Dataset rows describing interfaces:

___

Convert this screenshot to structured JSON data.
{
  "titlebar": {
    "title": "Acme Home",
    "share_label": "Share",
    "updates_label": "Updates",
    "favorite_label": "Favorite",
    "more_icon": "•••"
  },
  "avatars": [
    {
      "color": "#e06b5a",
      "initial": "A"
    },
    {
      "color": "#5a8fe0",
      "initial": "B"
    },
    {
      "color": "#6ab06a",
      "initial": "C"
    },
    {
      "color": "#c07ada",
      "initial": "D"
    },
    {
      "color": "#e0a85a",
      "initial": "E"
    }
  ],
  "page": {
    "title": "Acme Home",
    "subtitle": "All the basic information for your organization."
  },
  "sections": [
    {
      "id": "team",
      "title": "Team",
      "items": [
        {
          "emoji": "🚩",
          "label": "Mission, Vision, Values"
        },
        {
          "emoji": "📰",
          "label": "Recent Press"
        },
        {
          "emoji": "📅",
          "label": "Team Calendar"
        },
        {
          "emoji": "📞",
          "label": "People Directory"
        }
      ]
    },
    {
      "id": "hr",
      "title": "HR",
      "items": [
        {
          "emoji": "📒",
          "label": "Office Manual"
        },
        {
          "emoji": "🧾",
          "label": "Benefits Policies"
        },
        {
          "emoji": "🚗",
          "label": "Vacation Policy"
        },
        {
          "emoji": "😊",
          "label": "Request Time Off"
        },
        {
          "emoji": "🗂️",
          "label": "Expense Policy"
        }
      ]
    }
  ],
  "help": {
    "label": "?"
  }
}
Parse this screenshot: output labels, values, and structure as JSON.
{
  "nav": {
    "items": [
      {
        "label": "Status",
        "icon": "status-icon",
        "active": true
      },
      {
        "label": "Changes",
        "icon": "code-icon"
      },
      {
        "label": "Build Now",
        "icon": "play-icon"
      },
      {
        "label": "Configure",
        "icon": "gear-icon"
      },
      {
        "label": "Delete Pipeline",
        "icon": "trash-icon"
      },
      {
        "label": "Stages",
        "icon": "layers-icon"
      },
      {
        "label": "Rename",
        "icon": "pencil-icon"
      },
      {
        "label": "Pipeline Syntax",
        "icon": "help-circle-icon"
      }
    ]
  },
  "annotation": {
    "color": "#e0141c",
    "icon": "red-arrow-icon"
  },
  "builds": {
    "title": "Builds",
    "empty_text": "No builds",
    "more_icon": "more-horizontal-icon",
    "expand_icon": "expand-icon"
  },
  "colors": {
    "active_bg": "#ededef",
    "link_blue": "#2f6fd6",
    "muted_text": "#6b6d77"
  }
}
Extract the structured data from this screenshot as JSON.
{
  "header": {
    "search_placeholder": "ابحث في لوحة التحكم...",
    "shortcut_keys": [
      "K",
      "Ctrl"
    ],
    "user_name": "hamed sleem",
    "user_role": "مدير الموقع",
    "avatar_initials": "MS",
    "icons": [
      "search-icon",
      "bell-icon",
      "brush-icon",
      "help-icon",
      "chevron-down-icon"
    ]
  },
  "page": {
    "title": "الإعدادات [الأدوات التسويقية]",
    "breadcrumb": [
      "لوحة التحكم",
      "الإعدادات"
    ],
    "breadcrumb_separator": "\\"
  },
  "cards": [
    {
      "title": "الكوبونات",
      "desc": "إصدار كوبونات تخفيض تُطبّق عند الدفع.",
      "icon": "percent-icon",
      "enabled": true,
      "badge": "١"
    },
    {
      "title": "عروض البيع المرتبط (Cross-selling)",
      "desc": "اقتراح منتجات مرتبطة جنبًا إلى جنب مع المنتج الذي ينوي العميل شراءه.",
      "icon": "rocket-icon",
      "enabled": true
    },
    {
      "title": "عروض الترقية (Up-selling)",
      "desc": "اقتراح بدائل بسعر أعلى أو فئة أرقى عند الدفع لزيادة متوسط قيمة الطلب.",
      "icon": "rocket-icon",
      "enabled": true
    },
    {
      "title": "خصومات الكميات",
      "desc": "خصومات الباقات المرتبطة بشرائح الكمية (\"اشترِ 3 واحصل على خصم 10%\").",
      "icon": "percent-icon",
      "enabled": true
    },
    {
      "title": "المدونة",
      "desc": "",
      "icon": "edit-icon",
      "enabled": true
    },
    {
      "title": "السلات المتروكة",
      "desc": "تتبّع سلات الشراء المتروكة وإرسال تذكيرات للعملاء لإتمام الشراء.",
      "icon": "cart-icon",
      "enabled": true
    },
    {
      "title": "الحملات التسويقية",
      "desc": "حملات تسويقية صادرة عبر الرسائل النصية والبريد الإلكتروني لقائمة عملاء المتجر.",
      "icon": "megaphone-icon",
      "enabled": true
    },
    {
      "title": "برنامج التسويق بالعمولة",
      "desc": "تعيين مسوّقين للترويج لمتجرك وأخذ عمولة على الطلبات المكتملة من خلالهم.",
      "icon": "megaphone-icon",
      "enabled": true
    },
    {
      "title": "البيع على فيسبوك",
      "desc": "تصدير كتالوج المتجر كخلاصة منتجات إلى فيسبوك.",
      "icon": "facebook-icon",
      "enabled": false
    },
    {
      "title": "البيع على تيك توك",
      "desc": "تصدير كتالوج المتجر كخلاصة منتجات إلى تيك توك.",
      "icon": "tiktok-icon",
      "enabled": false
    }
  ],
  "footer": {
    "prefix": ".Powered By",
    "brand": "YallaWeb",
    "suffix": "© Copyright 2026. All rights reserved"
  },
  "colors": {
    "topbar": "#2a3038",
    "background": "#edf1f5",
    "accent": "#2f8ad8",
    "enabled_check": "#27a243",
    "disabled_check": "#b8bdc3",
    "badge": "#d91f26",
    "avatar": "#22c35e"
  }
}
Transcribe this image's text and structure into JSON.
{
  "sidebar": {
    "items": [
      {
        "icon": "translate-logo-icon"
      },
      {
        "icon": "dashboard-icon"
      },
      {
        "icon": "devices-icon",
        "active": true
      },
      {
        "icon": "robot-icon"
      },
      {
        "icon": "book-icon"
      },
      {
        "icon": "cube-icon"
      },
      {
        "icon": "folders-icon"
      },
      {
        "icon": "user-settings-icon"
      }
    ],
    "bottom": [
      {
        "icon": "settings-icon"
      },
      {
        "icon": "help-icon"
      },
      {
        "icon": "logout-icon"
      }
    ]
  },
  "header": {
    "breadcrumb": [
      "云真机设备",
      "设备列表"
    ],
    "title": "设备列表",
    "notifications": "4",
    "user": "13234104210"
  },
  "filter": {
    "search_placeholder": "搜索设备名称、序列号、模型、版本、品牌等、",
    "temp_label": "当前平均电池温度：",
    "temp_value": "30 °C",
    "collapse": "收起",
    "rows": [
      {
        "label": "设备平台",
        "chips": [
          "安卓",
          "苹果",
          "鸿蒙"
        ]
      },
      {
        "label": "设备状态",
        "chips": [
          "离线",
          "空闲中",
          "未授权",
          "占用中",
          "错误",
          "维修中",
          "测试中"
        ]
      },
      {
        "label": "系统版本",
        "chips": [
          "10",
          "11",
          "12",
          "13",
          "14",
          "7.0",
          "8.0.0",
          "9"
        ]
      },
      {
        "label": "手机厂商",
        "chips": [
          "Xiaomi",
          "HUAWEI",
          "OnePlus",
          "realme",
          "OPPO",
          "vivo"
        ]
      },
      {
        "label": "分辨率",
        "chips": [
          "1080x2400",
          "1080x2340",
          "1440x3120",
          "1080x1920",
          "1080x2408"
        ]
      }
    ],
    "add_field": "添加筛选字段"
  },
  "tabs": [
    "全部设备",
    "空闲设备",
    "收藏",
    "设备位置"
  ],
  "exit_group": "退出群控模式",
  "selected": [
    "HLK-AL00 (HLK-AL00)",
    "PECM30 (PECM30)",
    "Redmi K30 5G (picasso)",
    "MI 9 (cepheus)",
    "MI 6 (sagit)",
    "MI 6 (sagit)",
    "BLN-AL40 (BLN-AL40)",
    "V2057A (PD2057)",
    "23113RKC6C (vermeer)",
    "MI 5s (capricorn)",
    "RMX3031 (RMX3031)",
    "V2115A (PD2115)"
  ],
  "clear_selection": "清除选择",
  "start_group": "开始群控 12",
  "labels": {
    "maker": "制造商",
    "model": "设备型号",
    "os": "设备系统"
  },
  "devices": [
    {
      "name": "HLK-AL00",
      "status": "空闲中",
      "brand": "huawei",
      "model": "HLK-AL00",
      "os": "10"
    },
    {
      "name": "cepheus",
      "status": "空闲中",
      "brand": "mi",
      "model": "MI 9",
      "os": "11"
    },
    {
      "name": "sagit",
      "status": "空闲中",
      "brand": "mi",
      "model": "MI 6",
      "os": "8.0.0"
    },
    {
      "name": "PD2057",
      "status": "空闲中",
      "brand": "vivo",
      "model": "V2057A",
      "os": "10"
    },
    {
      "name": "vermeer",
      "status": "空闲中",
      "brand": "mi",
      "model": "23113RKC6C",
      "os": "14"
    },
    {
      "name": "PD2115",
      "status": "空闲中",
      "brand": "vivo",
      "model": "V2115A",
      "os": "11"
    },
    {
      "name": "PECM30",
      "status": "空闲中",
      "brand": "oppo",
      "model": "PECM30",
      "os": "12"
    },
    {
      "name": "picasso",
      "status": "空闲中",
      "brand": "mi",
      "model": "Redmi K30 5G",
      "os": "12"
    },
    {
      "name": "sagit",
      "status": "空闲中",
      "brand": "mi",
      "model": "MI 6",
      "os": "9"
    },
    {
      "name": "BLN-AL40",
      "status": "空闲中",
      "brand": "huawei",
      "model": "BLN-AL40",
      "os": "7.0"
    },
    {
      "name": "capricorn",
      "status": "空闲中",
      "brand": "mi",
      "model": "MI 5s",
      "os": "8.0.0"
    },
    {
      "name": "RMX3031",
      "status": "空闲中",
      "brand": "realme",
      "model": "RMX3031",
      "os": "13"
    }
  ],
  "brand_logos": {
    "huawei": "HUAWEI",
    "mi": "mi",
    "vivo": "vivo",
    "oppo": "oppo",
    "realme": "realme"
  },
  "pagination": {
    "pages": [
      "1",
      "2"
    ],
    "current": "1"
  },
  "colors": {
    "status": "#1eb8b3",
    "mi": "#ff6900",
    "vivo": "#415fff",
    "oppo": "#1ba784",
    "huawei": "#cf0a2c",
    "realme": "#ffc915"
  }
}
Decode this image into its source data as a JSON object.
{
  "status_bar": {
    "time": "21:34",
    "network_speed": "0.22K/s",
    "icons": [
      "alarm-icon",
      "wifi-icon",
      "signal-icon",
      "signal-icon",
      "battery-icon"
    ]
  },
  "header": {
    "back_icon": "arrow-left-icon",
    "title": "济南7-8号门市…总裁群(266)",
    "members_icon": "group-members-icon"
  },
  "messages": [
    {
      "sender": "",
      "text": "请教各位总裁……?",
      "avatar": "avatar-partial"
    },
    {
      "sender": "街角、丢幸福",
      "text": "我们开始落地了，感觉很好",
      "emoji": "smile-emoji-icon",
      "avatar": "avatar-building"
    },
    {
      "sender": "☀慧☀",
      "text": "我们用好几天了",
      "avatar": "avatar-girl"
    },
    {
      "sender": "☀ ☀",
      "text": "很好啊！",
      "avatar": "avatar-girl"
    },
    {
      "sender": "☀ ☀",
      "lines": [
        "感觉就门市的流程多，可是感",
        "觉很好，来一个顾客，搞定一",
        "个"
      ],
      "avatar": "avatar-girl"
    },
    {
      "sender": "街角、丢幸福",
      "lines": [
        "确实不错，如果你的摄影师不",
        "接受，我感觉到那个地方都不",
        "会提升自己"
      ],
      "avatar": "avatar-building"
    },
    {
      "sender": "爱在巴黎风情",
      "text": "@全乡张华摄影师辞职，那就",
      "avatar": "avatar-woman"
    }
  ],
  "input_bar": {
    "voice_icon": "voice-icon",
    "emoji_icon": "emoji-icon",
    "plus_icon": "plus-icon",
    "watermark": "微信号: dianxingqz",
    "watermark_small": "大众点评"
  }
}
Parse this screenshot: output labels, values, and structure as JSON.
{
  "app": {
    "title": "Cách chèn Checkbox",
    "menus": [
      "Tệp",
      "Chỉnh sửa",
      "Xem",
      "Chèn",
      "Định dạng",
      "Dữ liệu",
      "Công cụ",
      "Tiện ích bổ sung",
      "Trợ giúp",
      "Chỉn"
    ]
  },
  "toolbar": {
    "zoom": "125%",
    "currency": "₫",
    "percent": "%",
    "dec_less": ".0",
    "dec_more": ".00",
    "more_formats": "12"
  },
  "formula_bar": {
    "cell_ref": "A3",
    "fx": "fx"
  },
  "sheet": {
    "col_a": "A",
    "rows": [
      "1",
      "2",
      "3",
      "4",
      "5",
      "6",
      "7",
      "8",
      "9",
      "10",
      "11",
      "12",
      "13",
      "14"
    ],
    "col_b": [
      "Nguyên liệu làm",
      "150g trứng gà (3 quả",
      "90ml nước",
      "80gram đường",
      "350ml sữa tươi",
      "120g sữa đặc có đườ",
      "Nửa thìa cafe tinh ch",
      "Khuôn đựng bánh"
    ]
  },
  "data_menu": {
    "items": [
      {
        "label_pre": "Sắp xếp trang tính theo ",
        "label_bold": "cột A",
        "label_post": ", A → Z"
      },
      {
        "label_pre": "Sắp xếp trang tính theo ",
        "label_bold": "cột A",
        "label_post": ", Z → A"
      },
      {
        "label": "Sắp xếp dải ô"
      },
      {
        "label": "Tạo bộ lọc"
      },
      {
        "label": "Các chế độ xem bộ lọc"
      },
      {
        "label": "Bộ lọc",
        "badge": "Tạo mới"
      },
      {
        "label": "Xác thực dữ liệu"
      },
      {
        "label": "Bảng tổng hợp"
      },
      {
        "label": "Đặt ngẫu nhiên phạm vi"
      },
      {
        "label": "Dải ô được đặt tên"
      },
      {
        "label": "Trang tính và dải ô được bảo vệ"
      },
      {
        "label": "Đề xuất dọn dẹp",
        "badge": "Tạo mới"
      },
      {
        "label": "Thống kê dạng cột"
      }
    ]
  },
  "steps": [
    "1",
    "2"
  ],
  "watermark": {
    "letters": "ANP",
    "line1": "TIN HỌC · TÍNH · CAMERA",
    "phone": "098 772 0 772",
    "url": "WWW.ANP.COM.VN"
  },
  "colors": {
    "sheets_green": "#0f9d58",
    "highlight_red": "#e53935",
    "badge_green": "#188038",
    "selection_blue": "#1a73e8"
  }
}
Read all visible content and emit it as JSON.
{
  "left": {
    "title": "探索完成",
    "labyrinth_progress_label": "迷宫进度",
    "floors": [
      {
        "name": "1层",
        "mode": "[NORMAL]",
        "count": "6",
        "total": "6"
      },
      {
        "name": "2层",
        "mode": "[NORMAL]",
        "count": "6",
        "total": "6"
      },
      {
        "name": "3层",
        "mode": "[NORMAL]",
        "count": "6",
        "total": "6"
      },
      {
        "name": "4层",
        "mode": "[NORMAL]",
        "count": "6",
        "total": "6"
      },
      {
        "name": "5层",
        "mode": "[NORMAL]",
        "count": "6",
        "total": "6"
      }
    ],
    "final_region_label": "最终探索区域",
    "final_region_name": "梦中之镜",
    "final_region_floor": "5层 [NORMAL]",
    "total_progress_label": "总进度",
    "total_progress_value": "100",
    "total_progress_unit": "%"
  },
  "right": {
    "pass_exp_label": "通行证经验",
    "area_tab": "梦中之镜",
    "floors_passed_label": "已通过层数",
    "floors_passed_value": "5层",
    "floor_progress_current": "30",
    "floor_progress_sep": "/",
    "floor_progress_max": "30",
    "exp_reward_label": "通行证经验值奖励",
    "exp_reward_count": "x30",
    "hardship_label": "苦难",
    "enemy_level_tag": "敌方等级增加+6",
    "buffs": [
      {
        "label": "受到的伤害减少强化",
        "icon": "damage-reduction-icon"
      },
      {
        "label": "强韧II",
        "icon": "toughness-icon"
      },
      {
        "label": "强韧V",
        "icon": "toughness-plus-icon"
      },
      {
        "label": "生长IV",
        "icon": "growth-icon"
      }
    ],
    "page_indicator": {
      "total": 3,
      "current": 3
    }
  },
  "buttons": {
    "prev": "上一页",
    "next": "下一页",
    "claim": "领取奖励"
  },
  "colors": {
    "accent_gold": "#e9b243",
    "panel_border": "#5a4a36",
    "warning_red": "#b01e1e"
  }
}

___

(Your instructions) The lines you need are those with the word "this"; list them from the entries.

(Final answer)
Convert this screenshot to structured JSON data.
Parse this screenshot: output labels, values, and structure as JSON.
Extract the structured data from this screenshot as JSON.
Transcribe this image's text and structure into JSON.
Decode this image into its source data as a JSON object.
Parse this screenshot: output labels, values, and structure as JSON.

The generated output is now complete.